---------- INFORMATION SUPPLIED ----------

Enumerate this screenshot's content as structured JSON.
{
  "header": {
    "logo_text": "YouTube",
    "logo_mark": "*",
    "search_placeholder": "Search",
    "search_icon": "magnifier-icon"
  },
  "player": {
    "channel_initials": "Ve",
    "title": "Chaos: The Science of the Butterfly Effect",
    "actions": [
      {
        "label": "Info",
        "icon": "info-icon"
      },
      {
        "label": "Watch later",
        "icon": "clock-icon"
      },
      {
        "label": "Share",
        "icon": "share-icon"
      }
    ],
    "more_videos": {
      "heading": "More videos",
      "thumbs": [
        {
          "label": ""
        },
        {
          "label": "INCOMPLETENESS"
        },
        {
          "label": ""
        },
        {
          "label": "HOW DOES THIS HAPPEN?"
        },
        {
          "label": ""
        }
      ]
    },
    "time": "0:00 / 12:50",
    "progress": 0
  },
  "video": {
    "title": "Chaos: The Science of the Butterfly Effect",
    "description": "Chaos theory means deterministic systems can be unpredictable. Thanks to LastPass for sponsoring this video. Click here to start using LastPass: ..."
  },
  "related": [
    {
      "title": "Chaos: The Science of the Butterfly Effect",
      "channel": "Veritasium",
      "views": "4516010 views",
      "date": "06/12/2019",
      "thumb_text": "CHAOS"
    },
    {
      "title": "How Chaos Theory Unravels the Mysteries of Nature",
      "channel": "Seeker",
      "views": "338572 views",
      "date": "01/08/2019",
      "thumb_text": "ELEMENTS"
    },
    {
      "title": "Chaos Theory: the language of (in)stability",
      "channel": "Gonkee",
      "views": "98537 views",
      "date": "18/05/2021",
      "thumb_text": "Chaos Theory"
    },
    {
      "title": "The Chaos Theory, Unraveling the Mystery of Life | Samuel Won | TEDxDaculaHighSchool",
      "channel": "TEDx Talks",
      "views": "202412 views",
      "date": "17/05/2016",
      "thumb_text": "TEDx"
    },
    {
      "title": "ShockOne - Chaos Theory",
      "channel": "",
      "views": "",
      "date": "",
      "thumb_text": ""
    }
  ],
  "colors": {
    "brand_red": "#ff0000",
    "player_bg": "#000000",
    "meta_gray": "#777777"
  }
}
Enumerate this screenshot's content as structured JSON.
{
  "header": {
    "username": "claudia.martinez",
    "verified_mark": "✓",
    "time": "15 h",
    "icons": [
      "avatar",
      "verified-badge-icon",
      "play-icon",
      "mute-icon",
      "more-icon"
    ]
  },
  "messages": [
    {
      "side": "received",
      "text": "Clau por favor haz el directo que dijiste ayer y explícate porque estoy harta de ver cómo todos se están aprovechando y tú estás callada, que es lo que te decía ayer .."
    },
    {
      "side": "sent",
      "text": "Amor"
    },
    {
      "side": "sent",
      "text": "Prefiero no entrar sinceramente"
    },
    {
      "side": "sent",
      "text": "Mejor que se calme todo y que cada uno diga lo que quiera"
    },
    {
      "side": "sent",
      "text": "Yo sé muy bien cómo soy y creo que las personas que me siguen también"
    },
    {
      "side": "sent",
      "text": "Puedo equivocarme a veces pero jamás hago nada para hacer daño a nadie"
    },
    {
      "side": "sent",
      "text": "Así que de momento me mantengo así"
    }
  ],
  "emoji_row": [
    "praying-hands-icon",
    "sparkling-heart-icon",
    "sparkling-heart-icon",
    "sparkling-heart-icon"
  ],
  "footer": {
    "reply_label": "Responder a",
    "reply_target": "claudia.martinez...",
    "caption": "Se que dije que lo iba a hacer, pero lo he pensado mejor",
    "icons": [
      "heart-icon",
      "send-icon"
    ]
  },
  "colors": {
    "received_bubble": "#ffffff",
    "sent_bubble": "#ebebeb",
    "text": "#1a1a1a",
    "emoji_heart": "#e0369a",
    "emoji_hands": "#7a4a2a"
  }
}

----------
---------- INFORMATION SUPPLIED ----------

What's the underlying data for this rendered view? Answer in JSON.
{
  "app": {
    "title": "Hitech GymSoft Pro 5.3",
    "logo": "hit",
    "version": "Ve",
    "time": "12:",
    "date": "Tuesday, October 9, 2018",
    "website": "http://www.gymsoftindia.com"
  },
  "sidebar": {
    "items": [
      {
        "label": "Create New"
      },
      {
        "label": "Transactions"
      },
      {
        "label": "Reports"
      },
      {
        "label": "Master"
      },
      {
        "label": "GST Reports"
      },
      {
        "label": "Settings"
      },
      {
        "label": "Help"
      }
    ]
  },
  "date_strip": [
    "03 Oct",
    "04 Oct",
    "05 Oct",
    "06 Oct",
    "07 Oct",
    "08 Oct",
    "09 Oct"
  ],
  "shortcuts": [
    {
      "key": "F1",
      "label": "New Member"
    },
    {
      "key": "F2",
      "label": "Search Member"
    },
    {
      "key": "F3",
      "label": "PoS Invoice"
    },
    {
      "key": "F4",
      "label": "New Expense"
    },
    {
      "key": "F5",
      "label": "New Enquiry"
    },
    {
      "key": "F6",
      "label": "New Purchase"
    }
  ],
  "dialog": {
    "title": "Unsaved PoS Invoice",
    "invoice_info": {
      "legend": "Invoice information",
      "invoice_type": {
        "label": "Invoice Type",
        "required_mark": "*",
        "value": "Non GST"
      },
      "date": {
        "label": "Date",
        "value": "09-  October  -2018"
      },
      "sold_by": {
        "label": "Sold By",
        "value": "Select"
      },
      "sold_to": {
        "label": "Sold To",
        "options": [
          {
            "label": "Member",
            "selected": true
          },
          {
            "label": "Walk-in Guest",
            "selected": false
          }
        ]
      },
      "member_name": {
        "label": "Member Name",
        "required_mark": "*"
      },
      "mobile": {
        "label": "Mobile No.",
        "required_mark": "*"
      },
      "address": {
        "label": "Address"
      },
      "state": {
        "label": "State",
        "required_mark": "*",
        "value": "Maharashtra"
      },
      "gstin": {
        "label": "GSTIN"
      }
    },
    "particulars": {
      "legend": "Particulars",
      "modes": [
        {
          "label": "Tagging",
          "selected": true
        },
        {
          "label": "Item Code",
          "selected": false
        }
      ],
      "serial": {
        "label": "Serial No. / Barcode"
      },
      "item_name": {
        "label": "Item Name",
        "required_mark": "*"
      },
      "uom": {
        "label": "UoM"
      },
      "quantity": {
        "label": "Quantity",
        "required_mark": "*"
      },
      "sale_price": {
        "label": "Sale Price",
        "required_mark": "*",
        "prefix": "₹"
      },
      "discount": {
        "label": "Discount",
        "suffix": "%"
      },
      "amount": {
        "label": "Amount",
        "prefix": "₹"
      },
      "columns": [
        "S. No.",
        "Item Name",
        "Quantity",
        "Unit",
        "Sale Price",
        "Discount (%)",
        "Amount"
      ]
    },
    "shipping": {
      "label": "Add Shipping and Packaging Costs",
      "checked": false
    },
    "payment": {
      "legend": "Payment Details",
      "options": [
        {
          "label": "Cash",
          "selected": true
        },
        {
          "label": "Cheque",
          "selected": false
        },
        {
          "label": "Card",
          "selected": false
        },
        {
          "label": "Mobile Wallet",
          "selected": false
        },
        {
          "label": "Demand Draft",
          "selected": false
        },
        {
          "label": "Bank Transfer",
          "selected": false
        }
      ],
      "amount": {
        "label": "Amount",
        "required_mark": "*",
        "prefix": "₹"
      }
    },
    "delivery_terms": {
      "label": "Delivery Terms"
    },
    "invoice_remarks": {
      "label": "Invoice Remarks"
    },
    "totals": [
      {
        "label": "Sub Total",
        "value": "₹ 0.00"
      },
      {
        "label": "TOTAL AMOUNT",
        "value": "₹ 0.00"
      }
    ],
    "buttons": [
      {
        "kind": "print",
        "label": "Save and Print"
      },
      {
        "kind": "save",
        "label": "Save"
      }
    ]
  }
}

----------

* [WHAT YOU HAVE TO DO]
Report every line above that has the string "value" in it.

* [YOUR SOLUTION]
        "value": "Non GST"
        "value": "09-  October  -2018"
        "value": "Select"
        "value": "Maharashtra"
        "value": "₹ 0.00"
        "value": "₹ 0.00"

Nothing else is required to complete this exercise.